PROVIDED DATA:
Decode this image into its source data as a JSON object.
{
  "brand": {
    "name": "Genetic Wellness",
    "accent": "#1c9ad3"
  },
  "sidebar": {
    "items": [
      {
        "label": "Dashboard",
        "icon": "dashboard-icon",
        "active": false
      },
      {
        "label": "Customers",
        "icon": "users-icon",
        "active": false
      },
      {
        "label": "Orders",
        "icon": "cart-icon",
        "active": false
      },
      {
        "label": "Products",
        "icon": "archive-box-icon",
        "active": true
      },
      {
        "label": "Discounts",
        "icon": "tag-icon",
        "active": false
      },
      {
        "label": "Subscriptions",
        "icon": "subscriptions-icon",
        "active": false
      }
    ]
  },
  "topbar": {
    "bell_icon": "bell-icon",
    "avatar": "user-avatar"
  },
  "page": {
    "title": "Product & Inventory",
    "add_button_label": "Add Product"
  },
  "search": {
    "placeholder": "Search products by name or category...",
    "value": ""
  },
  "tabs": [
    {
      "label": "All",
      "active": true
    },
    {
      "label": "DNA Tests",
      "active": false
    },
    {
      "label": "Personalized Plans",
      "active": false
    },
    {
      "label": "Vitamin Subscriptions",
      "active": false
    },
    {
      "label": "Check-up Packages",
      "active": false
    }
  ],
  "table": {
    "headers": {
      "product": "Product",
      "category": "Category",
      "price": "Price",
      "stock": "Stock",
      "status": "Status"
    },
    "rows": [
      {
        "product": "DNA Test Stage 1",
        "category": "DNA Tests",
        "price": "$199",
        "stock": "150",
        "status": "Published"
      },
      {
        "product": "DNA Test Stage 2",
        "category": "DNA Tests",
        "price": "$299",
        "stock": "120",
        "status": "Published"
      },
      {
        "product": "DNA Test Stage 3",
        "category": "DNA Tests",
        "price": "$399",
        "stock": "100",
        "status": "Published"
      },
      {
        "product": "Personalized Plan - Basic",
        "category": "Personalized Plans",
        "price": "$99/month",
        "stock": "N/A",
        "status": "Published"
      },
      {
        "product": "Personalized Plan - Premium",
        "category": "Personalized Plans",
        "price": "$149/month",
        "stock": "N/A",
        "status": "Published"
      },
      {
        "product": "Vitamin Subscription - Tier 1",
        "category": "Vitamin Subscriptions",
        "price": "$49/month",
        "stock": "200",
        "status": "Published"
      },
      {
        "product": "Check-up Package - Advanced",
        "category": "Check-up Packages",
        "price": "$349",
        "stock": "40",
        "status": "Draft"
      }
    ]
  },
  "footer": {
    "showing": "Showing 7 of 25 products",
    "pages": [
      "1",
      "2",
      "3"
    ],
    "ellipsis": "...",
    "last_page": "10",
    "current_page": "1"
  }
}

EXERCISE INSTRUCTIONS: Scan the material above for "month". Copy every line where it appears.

SOLUTION:
        "price": "$99/month",
        "price": "$149/month",
        "price": "$49/month",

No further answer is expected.